Below are the records; pull every line that includes "Layer".

==========

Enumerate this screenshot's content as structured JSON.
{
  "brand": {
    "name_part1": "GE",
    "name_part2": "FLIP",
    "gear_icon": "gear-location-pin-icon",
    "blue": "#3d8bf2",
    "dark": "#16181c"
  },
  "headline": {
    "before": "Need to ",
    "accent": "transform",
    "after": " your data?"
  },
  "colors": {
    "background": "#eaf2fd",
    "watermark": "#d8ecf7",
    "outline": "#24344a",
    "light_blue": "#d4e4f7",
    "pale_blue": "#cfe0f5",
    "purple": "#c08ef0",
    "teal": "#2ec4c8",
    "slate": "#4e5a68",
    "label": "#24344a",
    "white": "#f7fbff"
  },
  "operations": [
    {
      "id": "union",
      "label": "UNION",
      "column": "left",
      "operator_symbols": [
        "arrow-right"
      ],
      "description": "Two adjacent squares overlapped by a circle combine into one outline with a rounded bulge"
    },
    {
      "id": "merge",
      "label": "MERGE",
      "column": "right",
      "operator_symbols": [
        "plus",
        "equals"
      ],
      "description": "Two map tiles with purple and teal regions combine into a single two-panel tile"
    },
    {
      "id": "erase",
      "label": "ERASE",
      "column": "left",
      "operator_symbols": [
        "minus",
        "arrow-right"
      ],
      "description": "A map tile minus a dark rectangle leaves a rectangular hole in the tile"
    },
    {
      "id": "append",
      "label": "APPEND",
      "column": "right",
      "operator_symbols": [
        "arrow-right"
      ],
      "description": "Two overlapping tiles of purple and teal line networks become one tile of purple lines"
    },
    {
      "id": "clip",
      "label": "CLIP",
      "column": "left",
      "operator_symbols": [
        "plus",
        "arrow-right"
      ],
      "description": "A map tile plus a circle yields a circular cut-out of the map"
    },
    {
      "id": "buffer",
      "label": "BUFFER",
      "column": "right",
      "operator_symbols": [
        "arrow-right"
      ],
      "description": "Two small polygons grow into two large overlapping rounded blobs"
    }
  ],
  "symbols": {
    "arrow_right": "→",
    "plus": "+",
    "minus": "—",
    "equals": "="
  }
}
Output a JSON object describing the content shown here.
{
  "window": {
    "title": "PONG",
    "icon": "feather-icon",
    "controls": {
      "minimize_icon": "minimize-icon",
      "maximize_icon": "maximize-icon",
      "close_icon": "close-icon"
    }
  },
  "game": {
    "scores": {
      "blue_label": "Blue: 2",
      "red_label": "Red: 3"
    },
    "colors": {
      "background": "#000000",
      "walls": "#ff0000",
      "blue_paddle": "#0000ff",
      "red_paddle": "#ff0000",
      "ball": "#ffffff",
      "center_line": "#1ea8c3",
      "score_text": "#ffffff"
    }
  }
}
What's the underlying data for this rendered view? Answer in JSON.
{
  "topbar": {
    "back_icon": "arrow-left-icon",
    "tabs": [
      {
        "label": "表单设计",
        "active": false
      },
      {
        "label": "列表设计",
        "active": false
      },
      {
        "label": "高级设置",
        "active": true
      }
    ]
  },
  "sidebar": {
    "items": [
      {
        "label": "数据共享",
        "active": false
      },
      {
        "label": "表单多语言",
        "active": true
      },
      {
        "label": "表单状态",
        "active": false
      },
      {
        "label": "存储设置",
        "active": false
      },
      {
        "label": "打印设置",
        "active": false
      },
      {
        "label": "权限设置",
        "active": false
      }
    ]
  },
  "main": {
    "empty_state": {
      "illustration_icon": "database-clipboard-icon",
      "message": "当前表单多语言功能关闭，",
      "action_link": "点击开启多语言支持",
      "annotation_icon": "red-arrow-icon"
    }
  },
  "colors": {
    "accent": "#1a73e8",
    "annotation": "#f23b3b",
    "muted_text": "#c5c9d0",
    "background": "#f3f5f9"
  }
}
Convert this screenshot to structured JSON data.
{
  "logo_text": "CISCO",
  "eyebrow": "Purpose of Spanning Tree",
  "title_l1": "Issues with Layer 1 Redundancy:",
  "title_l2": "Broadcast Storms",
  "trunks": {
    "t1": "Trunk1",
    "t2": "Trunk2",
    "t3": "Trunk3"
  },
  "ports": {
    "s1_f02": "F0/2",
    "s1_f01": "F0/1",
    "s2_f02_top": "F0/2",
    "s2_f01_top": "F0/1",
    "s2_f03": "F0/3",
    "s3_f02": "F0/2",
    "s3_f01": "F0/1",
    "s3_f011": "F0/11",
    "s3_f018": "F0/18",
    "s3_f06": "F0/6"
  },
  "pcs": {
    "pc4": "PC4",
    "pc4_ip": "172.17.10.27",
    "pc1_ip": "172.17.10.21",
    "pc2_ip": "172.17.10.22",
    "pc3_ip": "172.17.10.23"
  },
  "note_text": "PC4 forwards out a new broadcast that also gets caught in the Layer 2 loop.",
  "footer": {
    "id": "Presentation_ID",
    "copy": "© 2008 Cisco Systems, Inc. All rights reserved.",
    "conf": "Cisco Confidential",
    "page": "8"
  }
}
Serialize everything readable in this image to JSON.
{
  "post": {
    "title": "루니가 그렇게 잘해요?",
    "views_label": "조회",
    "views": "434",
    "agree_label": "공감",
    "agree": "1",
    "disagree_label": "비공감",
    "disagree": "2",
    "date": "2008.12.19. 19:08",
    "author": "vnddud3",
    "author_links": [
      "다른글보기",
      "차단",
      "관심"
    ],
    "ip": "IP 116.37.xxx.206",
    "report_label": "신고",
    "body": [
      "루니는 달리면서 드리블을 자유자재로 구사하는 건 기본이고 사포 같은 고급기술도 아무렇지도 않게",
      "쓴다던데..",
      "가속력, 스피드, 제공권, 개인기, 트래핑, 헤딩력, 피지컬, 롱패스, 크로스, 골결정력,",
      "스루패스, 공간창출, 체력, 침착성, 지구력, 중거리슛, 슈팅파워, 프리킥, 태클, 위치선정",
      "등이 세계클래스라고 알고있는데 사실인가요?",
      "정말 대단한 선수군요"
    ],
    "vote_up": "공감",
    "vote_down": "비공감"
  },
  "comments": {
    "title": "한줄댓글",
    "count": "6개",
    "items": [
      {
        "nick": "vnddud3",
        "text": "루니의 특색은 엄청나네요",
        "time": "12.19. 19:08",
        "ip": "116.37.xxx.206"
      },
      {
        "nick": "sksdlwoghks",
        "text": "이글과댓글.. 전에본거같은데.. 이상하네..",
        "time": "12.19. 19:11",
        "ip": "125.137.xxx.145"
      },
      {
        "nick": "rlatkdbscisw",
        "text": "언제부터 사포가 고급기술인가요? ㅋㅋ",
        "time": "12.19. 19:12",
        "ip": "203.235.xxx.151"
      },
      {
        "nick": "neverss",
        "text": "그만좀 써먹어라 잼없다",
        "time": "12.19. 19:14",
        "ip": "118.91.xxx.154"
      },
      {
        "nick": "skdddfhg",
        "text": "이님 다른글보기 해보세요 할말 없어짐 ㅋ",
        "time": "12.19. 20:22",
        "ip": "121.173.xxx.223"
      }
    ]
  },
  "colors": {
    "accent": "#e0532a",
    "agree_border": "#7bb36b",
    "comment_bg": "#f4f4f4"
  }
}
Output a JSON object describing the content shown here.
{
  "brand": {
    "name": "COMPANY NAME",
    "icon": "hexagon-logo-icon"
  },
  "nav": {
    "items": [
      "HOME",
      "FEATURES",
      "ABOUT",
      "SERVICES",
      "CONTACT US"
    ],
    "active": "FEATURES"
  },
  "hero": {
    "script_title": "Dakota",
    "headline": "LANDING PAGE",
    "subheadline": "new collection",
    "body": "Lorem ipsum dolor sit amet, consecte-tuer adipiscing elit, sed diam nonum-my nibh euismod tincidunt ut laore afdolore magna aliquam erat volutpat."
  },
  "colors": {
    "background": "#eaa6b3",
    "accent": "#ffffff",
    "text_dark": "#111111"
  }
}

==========

> **Result**:
  "title_l1": "Issues with Layer 1 Redundancy:",
  "note_text": "PC4 forwards out a new broadcast that also gets caught in the Layer 2 loop.",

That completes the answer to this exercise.